## Directions
Scan the material below for the string "title". Report every line that has it.

START Supplied records

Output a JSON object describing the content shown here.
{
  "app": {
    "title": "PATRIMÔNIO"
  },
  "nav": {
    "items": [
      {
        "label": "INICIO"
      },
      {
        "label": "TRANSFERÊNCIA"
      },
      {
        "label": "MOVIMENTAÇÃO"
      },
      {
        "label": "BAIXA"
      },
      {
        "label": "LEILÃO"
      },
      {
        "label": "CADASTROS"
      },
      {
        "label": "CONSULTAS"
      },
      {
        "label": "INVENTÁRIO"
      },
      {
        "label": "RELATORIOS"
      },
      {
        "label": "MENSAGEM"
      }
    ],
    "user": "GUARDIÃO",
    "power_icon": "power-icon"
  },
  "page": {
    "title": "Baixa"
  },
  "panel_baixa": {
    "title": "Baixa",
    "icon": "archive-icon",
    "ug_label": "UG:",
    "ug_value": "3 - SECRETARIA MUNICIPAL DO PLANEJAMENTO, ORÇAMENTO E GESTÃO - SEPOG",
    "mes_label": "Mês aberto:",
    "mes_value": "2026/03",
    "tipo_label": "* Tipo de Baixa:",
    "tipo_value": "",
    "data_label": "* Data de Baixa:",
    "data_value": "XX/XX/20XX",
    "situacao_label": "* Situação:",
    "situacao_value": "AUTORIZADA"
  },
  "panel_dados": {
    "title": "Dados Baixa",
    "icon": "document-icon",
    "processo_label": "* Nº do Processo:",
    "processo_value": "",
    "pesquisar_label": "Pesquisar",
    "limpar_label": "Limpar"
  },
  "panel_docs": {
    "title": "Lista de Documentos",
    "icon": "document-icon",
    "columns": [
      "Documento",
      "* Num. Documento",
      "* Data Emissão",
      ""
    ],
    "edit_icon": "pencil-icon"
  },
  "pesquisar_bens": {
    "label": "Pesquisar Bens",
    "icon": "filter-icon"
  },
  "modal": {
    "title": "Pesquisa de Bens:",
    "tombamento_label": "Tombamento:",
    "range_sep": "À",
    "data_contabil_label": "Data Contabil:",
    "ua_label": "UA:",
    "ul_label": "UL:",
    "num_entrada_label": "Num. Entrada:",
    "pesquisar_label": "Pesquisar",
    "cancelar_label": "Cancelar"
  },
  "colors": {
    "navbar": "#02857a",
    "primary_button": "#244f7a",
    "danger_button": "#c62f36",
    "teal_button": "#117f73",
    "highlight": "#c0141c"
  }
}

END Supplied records

## Exercise output
    "title": "PATRIMÔNIO"
    "title": "Baixa"
    "title": "Baixa",
    "title": "Dados Baixa",
    "title": "Lista de Documentos",
    "title": "Pesquisa de Bens:",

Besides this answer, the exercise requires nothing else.